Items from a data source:
# # # #

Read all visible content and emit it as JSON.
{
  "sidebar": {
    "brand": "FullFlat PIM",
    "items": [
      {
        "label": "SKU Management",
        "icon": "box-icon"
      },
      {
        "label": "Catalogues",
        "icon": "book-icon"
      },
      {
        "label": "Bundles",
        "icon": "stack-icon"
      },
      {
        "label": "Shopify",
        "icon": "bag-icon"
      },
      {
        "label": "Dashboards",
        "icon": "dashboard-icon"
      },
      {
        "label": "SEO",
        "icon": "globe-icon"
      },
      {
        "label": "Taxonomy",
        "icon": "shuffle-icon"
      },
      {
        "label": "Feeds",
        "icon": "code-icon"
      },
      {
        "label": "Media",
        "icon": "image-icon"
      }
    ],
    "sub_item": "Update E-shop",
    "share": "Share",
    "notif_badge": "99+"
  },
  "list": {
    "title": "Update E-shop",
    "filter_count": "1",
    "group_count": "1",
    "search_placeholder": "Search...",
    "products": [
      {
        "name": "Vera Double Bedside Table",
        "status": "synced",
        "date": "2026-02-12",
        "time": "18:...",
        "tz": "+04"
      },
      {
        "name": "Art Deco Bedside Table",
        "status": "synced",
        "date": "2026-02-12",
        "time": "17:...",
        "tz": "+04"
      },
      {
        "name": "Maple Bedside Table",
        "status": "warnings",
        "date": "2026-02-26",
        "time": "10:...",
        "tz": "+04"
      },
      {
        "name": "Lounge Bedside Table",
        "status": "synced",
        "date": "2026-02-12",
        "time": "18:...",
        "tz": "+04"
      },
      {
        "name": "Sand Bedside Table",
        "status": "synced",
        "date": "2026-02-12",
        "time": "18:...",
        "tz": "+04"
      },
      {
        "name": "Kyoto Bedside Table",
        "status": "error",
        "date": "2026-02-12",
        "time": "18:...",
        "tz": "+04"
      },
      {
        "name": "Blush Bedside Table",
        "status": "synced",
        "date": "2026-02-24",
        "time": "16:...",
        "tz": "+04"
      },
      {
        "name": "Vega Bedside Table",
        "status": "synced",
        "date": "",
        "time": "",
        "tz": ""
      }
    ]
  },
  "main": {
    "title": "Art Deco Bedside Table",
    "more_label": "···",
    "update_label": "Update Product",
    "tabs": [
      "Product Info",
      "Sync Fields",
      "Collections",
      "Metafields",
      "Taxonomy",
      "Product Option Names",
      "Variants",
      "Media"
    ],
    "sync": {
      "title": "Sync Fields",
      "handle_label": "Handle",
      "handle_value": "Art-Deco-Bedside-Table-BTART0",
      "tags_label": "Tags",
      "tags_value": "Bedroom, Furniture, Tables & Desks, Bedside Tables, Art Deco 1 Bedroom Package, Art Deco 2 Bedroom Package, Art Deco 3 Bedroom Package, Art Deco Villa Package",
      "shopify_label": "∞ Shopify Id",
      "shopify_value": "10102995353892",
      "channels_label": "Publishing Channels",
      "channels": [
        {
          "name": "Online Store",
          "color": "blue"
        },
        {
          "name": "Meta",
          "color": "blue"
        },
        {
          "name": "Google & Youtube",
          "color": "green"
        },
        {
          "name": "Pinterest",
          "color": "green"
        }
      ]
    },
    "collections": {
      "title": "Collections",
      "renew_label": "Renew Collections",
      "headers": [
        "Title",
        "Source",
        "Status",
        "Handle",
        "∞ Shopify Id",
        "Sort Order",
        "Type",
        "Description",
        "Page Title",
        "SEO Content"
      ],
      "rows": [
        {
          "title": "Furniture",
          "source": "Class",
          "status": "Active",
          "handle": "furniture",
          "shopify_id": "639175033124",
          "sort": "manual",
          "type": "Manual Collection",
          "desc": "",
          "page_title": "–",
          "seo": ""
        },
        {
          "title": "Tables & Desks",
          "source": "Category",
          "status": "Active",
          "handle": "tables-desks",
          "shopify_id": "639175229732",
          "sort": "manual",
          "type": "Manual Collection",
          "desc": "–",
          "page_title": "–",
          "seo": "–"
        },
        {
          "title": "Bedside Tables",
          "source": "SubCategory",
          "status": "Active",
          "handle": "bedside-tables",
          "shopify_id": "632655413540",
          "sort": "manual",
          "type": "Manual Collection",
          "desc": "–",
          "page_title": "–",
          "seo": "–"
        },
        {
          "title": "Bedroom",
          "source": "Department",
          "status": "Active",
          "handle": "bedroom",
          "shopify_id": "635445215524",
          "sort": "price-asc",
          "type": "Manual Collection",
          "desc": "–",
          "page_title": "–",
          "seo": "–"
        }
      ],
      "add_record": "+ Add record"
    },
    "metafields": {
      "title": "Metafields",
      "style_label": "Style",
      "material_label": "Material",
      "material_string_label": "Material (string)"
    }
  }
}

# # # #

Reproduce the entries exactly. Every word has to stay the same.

Read all visible content and emit it as JSON.
{
  "sidebar": {
    "brand": "FullFlat PIM",
    "items": [
      {
        "label": "SKU Management",
        "icon": "box-icon"
      },
      {
        "label": "Catalogues",
        "icon": "book-icon"
      },
      {
        "label": "Bundles",
        "icon": "stack-icon"
      },
      {
        "label": "Shopify",
        "icon": "bag-icon"
      },
      {
        "label": "Dashboards",
        "icon": "dashboard-icon"
      },
      {
        "label": "SEO",
        "icon": "globe-icon"
      },
      {
        "label": "Taxonomy",
        "icon": "shuffle-icon"
      },
      {
        "label": "Feeds",
        "icon": "code-icon"
      },
      {
        "label": "Media",
        "icon": "image-icon"
      }
    ],
    "sub_item": "Update E-shop",
    "share": "Share",
    "notif_badge": "99+"
  },
  "list": {
    "title": "Update E-shop",
    "filter_count": "1",
    "group_count": "1",
    "search_placeholder": "Search...",
    "products": [
      {
        "name": "Vera Double Bedside Table",
        "status": "synced",
        "date": "2026-02-12",
        "time": "18:...",
        "tz": "+04"
      },
      {
        "name": "Art Deco Bedside Table",
        "status": "synced",
        "date": "2026-02-12",
        "time": "17:...",
        "tz": "+04"
      },
      {
        "name": "Maple Bedside Table",
        "status": "warnings",
        "date": "2026-02-26",
        "time": "10:...",
        "tz": "+04"
      },
      {
        "name": "Lounge Bedside Table",
        "status": "synced",
        "date": "2026-02-12",
        "time": "18:...",
        "tz": "+04"
      },
      {
        "name": "Sand Bedside Table",
        "status": "synced",
        "date": "2026-02-12",
        "time": "18:...",
        "tz": "+04"
      },
      {
        "name": "Kyoto Bedside Table",
        "status": "error",
        "date": "2026-02-12",
        "time": "18:...",
        "tz": "+04"
      },
      {
        "name": "Blush Bedside Table",
        "status": "synced",
        "date": "2026-02-24",
        "time": "16:...",
        "tz": "+04"
      },
      {
        "name": "Vega Bedside Table",
        "status": "synced",
        "date": "",
        "time": "",
        "tz": ""
      }
    ]
  },
  "main": {
    "title": "Art Deco Bedside Table",
    "more_label": "···",
    "update_label": "Update Product",
    "tabs": [
      "Product Info",
      "Sync Fields",
      "Collections",
      "Metafields",
      "Taxonomy",
      "Product Option Names",
      "Variants",
      "Media"
    ],
    "sync": {
      "title": "Sync Fields",
      "handle_label": "Handle",
      "handle_value": "Art-Deco-Bedside-Table-BTART0",
      "tags_label": "Tags",
      "tags_value": "Bedroom, Furniture, Tables & Desks, Bedside Tables, Art Deco 1 Bedroom Package, Art Deco 2 Bedroom Package, Art Deco 3 Bedroom Package, Art Deco Villa Package",
      "shopify_label": "∞ Shopify Id",
      "shopify_value": "10102995353892",
      "channels_label": "Publishing Channels",
      "channels": [
        {
          "name": "Online Store",
          "color": "blue"
        },
        {
          "name": "Meta",
          "color": "blue"
        },
        {
          "name": "Google & Youtube",
          "color": "green"
        },
        {
          "name": "Pinterest",
          "color": "green"
        }
      ]
    },
    "collections": {
      "title": "Collections",
      "renew_label": "Renew Collections",
      "headers": [
        "Title",
        "Source",
        "Status",
        "Handle",
        "∞ Shopify Id",
        "Sort Order",
        "Type",
        "Description",
        "Page Title",
        "SEO Content"
      ],
      "rows": [
        {
          "title": "Furniture",
          "source": "Class",
          "status": "Active",
          "handle": "furniture",
          "shopify_id": "639175033124",
          "sort": "manual",
          "type": "Manual Collection",
          "desc": "",
          "page_title": "–",
          "seo": ""
        },
        {
          "title": "Tables & Desks",
          "source": "Category",
          "status": "Active",
          "handle": "tables-desks",
          "shopify_id": "639175229732",
          "sort": "manual",
          "type": "Manual Collection",
          "desc": "–",
          "page_title": "–",
          "seo": "–"
        },
        {
          "title": "Bedside Tables",
          "source": "SubCategory",
          "status": "Active",
          "handle": "bedside-tables",
          "shopify_id": "632655413540",
          "sort": "manual",
          "type": "Manual Collection",
          "desc": "–",
          "page_title": "–",
          "seo": "–"
        },
        {
          "title": "Bedroom",
          "source": "Department",
          "status": "Active",
          "handle": "bedroom",
          "shopify_id": "635445215524",
          "sort": "price-asc",
          "type": "Manual Collection",
          "desc": "–",
          "page_title": "–",
          "seo": "–"
        }
      ],
      "add_record": "+ Add record"
    },
    "metafields": {
      "title": "Metafields",
      "style_label": "Style",
      "material_label": "Material",
      "material_string_label": "Material (string)"
    }
  }
}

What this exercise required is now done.